Second, LGBT Muslims are more likely than not to share this important part of their lives with people in their lives. The survey also asked respondents who identified as lesbian, gay, or bisexual who they had “come out” to in their lives. While 22% of the 55 respondents who answered these questions had not come out to anyone in their lives, a larger percentage shared their gender and sexual identities with the people in their lives: 58% had come out to their friends, 38% had come out to their families, 34% had come out to their co-workers, and 31% had come out on social media. About one in four LGBT American Muslims (24%) had come out to everyone in their lives.
Moreover, when asked how important religion was in their lives, both LGBT Muslims and non-LGBT Muslims care about religion at similar rates. The survey asked respondents the following question: “How important is religion in your life – (4) very important, (3) somewhat important, (2) not too important, or (1) not at all important?” Over 70% of LGBT Muslims stated that religion was either somewhat or very important in their lives, while around 79% of non-LGBT Muslims agreed. Moreover, the groups were not significantly different in levels of agreement. These findings indicate that religious importance and LGBT identity do in fact coexist, presenting an important challenge to the rhetoric that Trump and other politicians have openly espoused.
Finally, LGBT Muslims in our sample were equally attached to their LGBT and Muslim identities— attachment to one doesn’t preclude attachment with the other. All Muslim respondents were asked a linked-fate survey question: “How much do you think what happens to Muslim people here in the U.S. will have something to do with what happens in your life?” In addition, most LGBT Muslims (n=55, out of 64) were asked an LGBT linked-fate question: “How much do you think what happens to gay, lesbian, queer people in this country will have something to do with what happens in your life?” Response options to both questions varied on a scale of 1-5 ranging from “Nothing to do with what happens in my life” (1) to “A huge amount to do with what happens in my life (5).
Turning first to the Muslim linked-fate question, on average, all Muslims in the sample scored 3.39 (n=581), while LGBT Muslims scored 3.31 (n=64), a non-statistically significant difference. Next, turning to the LGBT linked-fate question, on average respondents scored 3.0, a non-statistically significant difference from their Muslim linked-fate question (3.31). This suggests that LGBT members of the Muslim community hold concurrent, politicized group identities.
Together, our findings shed more light on the LGBT Muslim population. They demonstrate that a non-negligible portion of the U.S. Muslim population identifies as LGBT. Moreover, they show that LGBT Muslims are equally attached to their LGBT and Muslim identities, challenging the notion that attachment to these identities is mutually exclusive. And, they contest the idea that Muslim homophobia is rampant. Many LGBT Muslims are out to their family, friends and the public. While it is widely assumed that LGBT Muslims cannot be both attached to their Muslim and LGBT identities, very little evidence has been brought to bear on this question, and the evidence here dispels this paternalizing myth
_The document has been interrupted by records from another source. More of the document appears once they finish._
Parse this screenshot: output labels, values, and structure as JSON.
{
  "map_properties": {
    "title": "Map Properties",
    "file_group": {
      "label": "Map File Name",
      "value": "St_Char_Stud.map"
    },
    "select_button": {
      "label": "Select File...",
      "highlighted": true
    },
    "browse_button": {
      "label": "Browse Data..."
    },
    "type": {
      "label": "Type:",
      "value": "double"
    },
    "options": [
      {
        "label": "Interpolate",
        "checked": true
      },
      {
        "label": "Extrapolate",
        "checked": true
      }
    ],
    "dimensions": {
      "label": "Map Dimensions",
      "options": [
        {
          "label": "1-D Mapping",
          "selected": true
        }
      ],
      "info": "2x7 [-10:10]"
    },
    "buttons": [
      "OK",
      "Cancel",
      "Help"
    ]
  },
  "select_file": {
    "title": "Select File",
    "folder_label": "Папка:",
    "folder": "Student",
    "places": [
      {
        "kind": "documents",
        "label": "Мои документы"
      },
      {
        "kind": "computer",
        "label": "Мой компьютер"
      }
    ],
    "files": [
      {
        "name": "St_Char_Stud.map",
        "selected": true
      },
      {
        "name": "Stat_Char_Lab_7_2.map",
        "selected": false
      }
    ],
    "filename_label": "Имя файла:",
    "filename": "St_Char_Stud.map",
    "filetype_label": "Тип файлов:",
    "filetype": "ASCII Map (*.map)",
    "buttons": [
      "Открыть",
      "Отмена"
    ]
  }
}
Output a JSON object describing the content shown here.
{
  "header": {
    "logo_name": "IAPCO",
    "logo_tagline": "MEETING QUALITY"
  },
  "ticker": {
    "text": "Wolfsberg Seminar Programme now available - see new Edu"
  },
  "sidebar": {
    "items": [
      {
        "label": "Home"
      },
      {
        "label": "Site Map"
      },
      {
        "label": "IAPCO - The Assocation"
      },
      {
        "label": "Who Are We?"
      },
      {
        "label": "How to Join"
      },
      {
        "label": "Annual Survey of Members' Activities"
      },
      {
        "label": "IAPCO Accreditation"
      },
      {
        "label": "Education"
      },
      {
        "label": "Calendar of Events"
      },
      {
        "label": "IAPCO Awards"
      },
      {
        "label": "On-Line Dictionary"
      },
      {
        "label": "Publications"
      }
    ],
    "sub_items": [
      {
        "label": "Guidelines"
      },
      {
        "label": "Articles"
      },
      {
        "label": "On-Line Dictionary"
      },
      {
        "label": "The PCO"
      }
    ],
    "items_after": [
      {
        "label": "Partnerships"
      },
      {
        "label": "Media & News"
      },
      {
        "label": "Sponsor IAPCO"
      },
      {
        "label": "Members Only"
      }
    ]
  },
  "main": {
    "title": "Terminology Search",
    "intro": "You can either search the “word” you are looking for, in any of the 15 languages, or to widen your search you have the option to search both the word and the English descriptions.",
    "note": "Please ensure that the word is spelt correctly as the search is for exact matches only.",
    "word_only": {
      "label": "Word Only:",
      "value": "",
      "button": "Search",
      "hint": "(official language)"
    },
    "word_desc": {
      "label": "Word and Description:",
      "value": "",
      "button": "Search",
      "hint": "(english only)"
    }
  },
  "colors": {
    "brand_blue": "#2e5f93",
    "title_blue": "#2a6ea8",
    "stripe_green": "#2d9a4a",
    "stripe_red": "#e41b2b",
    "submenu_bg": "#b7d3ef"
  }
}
 Though small in sample size (n=89), this survey also found that 77% of Muslims in the sample disagreed with “Allowing a small business owner in your state to refuse to provide products or services to gay or lesbian people, if doing so violates their religious beliefs.
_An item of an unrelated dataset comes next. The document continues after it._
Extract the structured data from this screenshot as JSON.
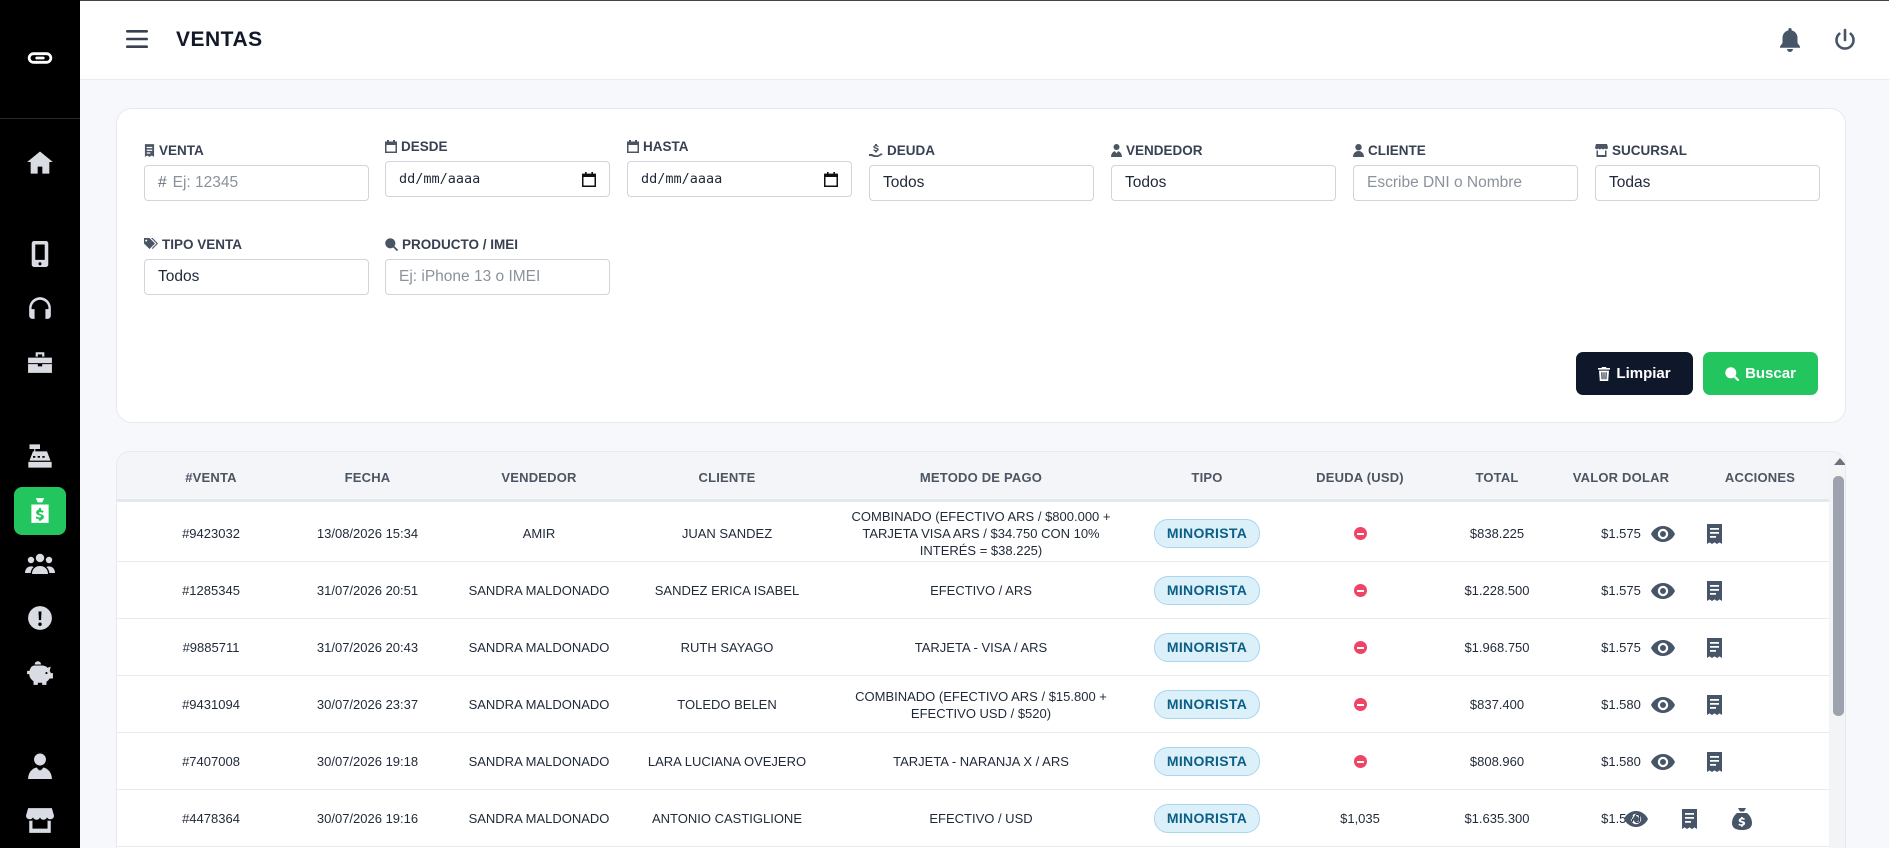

 We do not know the true size and composition of the U.S. Muslim population because the Census does not ask questions on religion. For a more detailed discussion, see Hobbs and Lajevardi (2019), p. 271. Nonetheless, PRRI estimates that Muslims compose 1% of the U.S. population.
 In total, 20 people indicated they are transgender. Of those, 11 also indicated they were either lesbian, gay, or bisexual.